■ **Exercise details**:
Pull out every line below containing the word "Network".

■ **Exercise inputs**:

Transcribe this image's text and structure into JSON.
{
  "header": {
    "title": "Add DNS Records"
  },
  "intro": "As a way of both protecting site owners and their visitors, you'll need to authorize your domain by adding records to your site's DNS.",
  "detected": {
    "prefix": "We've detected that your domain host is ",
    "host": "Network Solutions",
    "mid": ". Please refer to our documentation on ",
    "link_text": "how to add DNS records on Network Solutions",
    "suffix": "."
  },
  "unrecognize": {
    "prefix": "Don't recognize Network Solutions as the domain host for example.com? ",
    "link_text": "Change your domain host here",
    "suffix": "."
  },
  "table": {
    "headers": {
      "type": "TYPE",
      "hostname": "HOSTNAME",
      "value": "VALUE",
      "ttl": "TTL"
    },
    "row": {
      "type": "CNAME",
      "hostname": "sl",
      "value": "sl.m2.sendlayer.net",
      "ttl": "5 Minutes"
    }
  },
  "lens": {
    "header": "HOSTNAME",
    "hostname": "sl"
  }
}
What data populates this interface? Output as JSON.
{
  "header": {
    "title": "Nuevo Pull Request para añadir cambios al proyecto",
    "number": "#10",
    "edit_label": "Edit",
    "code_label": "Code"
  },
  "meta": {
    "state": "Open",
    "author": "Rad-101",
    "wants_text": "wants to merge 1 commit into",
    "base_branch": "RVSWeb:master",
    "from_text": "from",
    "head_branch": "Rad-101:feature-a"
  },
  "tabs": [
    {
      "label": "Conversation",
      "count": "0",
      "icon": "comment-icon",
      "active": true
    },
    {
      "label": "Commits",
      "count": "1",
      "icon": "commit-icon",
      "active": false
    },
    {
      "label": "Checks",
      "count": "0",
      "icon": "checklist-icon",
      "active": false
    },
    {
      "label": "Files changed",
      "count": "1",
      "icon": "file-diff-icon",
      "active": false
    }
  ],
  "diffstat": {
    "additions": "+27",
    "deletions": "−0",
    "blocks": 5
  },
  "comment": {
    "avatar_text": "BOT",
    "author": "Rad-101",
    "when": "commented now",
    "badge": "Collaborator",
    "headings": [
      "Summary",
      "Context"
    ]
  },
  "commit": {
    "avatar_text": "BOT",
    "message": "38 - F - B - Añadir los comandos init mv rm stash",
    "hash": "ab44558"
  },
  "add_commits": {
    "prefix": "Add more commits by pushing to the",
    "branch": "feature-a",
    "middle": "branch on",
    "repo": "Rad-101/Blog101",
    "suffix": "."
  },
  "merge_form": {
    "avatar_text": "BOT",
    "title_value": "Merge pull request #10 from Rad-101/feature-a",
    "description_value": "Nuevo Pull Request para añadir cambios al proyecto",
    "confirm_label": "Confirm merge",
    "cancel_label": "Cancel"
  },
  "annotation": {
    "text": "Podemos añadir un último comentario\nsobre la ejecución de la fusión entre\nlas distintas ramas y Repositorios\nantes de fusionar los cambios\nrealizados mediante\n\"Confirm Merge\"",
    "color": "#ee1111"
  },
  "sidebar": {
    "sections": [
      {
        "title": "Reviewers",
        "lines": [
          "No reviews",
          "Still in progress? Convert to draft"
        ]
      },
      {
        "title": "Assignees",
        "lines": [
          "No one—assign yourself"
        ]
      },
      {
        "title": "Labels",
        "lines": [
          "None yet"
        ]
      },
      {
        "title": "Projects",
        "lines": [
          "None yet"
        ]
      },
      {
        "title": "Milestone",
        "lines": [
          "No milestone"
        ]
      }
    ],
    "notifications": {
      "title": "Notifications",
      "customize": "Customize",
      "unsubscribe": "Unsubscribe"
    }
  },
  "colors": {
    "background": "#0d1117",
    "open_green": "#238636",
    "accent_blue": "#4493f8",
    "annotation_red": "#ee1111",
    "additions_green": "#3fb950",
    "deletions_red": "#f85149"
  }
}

■ **Answer to the exercise**:
    "host": "Network Solutions",
    "link_text": "how to add DNS records on Network Solutions",
    "prefix": "Don't recognize Network Solutions as the domain host for example.com? ",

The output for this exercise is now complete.